Learning is a combination of absorbing information from experts and developing our own reasoned thoughts on a subject. When students demonstrate their knowledge on a subject, often in the form of written papers, they are expected to show, by giving credit, how these experts have informed their understanding and interpretation. When proper credit for an idea or specific language is not given, the student has plagiarized.

While some instances of plagiarism are well understood by most people, other types are not as obvious. Students know that putting their name on a paper written by someone else is plagiarism, but they are less clear about when to give credit to others for ideas included in their papers. This site attempts to clarify what actions are considered plagiarism and provide techniques for avoiding them. A brief glossary is included to clarify some of the language used to talk about plagiarism. To illustrate some of the citation styles, each section uses a different citation format.

The Checkpoint in each section gives the reader an opportunity to check their understanding of the concepts covered. Students can turn in the results of these quizzes to their professor to show what they have learned about plagiarism. Because there is no one way to define the concept of plagiarism, the Checkpoints also let students make a list of questions to ask their professor to determine how he or she interprets some of the issues.
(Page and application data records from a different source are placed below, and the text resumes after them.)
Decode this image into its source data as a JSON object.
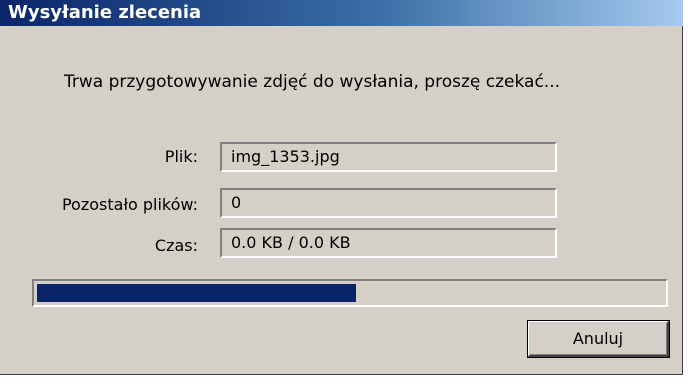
{
  "dialog": {
    "title": "Wysyłanie zlecenia",
    "message": "Trwa przygotowywanie zdjęć do wysłania, proszę czekać..."
  },
  "fields": {
    "file_label": "Plik:",
    "file_value": "img_1353.jpg",
    "remaining_label": "Pozostało plików:",
    "remaining_value": "0",
    "time_label": "Czas:",
    "time_value": "0.0 KB / 0.0 KB"
  },
  "progress": {
    "fraction": 0.51
  },
  "buttons": {
    "cancel_label": "Anuluj"
  },
  "colors": {
    "title_gradient_start": "#0a246a",
    "title_gradient_end": "#a6caf0",
    "progress_fill": "#0a246a",
    "face": "#d4d0c8"
  }
}
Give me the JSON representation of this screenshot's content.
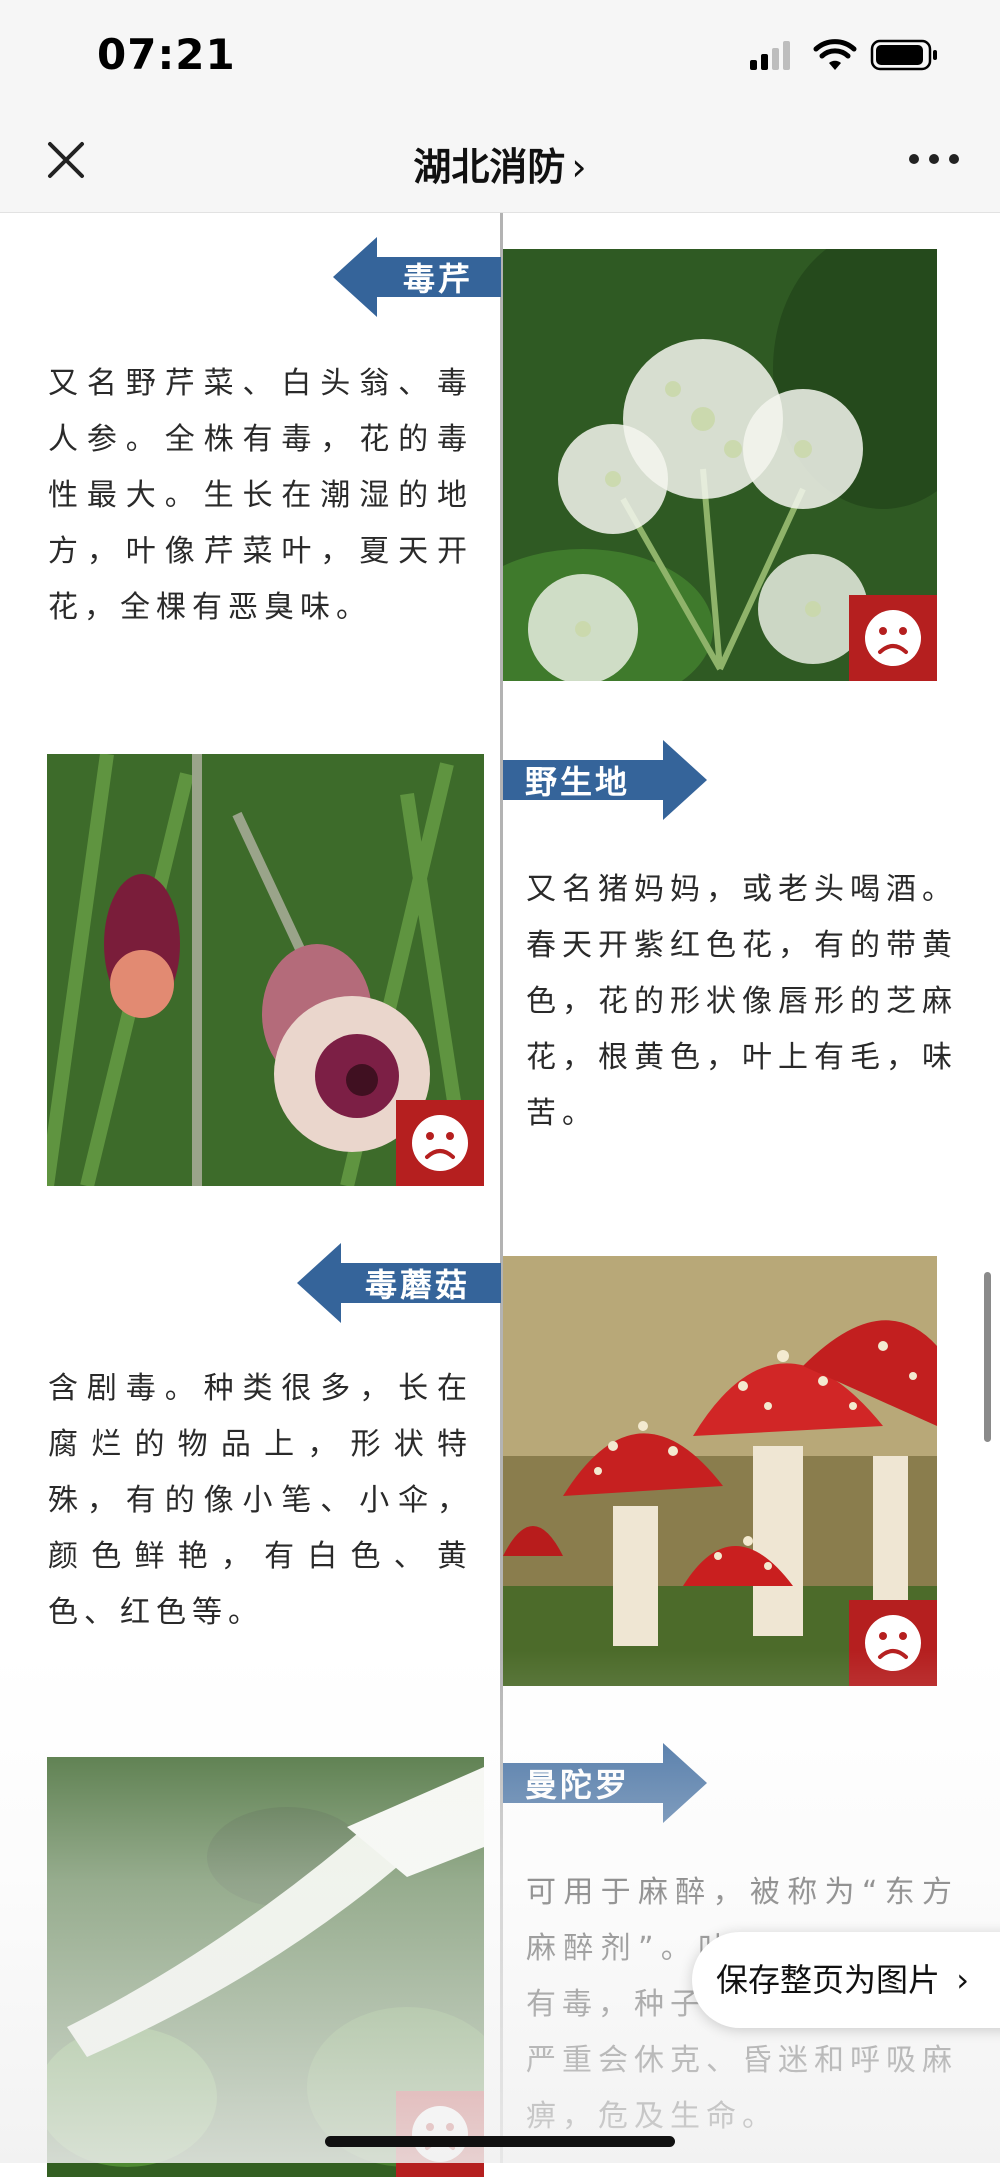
{
  "status_bar": {
    "time": "07:21"
  },
  "nav": {
    "title": "湖北消防",
    "title_chevron": "›"
  },
  "entries": [
    {
      "name": "毒芹",
      "desc": "又名野芹菜、白头翁、毒人参。全株有毒，花的毒性最大。生长在潮湿的地方，叶像芹菜叶，夏天开花，全棵有恶臭味。",
      "badge_icon": "sad-face-icon"
    },
    {
      "name": "野生地",
      "desc": "又名猪妈妈，或老头喝酒。春天开紫红色花，有的带黄色，花的形状像唇形的芝麻花，根黄色，叶上有毛，味苦。",
      "badge_icon": "sad-face-icon"
    },
    {
      "name": "毒蘑菇",
      "desc": "含剧毒。种类很多，长在腐烂的物品上，形状特殊，有的像小笔、小伞，颜色鲜艳，有白色、黄色、红色等。",
      "badge_icon": "sad-face-icon"
    },
    {
      "name": "曼陀罗",
      "desc": "可用于麻醉，被称为“东方麻醉剂”。叶、花、果实均有毒，种子毒性最大，吃后严重会休克、昏迷和呼吸麻痹，危及生命。",
      "badge_icon": "sad-face-icon"
    }
  ],
  "save_button": {
    "label": "保存整页为图片",
    "chevron": "›"
  },
  "colors": {
    "tag_blue": "#35649a",
    "badge_red": "#b51f1f",
    "divider": "#b3b3b3"
  }
}
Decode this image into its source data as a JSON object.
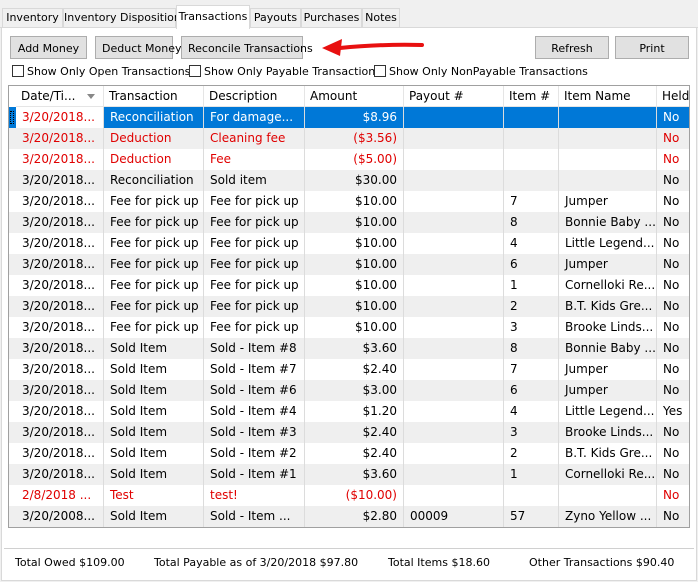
{
  "tabs": [
    "Inventory",
    "Inventory Disposition",
    "Transactions",
    "Payouts",
    "Purchases",
    "Notes"
  ],
  "toolbar": {
    "add_money": "Add Money",
    "deduct_money": "Deduct Money",
    "reconcile": "Reconcile Transactions",
    "refresh": "Refresh",
    "print": "Print"
  },
  "filters": {
    "open_only": "Show Only Open Transactions",
    "payable_only": "Show Only Payable Transactions",
    "nonpayable_only": "Show Only NonPayable Transactions"
  },
  "columns": [
    "Date/Ti...",
    "Transaction",
    "Description",
    "Amount",
    "Payout #",
    "Item #",
    "Item Name",
    "Held"
  ],
  "rows": [
    [
      "3/20/2018...",
      "Reconciliation",
      "For damage...",
      "$8.96",
      "",
      "",
      "",
      "No"
    ],
    [
      "3/20/2018...",
      "Deduction",
      "Cleaning fee",
      "($3.56)",
      "",
      "",
      "",
      "No"
    ],
    [
      "3/20/2018...",
      "Deduction",
      "Fee",
      "($5.00)",
      "",
      "",
      "",
      "No"
    ],
    [
      "3/20/2018...",
      "Reconciliation",
      "Sold item",
      "$30.00",
      "",
      "",
      "",
      "No"
    ],
    [
      "3/20/2018...",
      "Fee for pick up",
      "Fee for pick up",
      "$10.00",
      "",
      "7",
      "Jumper",
      "No"
    ],
    [
      "3/20/2018...",
      "Fee for pick up",
      "Fee for pick up",
      "$10.00",
      "",
      "8",
      "Bonnie Baby ...",
      "No"
    ],
    [
      "3/20/2018...",
      "Fee for pick up",
      "Fee for pick up",
      "$10.00",
      "",
      "4",
      "Little Legend...",
      "No"
    ],
    [
      "3/20/2018...",
      "Fee for pick up",
      "Fee for pick up",
      "$10.00",
      "",
      "6",
      "Jumper",
      "No"
    ],
    [
      "3/20/2018...",
      "Fee for pick up",
      "Fee for pick up",
      "$10.00",
      "",
      "1",
      "Cornelloki Re...",
      "No"
    ],
    [
      "3/20/2018...",
      "Fee for pick up",
      "Fee for pick up",
      "$10.00",
      "",
      "2",
      "B.T. Kids Gre...",
      "No"
    ],
    [
      "3/20/2018...",
      "Fee for pick up",
      "Fee for pick up",
      "$10.00",
      "",
      "3",
      "Brooke Linds...",
      "No"
    ],
    [
      "3/20/2018...",
      "Sold Item",
      "Sold - Item #8",
      "$3.60",
      "",
      "8",
      "Bonnie Baby ...",
      "No"
    ],
    [
      "3/20/2018...",
      "Sold Item",
      "Sold - Item #7",
      "$2.40",
      "",
      "7",
      "Jumper",
      "No"
    ],
    [
      "3/20/2018...",
      "Sold Item",
      "Sold - Item #6",
      "$3.00",
      "",
      "6",
      "Jumper",
      "No"
    ],
    [
      "3/20/2018...",
      "Sold Item",
      "Sold - Item #4",
      "$1.20",
      "",
      "4",
      "Little Legend...",
      "Yes"
    ],
    [
      "3/20/2018...",
      "Sold Item",
      "Sold - Item #3",
      "$2.40",
      "",
      "3",
      "Brooke Linds...",
      "No"
    ],
    [
      "3/20/2018...",
      "Sold Item",
      "Sold - Item #2",
      "$2.40",
      "",
      "2",
      "B.T. Kids Gre...",
      "No"
    ],
    [
      "3/20/2018...",
      "Sold Item",
      "Sold - Item #1",
      "$3.60",
      "",
      "1",
      "Cornelloki Re...",
      "No"
    ],
    [
      "2/8/2018 ...",
      "Test",
      "test!",
      "($10.00)",
      "",
      "",
      "",
      "No"
    ],
    [
      "3/20/2008...",
      "Sold Item",
      "Sold - Item ...",
      "$2.80",
      "00009",
      "57",
      "Zyno Yellow ...",
      "No"
    ]
  ],
  "row_styles": [
    "selected",
    "red",
    "red",
    "normal",
    "normal",
    "normal",
    "normal",
    "normal",
    "normal",
    "normal",
    "normal",
    "normal",
    "normal",
    "normal",
    "normal",
    "normal",
    "normal",
    "normal",
    "red",
    "normal"
  ],
  "footer": {
    "total_owed": "Total Owed  $109.00",
    "total_payable": "Total Payable as of 3/20/2018  $97.80",
    "total_items": "Total Items  $18.60",
    "other_transactions": "Other Transactions  $90.40"
  },
  "colors": {
    "selected": "#0078d7",
    "negative": "#e00000",
    "arrow": "#e81010"
  }
}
Last updated 10/22/2008 by Sue Thompson, Toni Olivas
Cal State San Marcos Library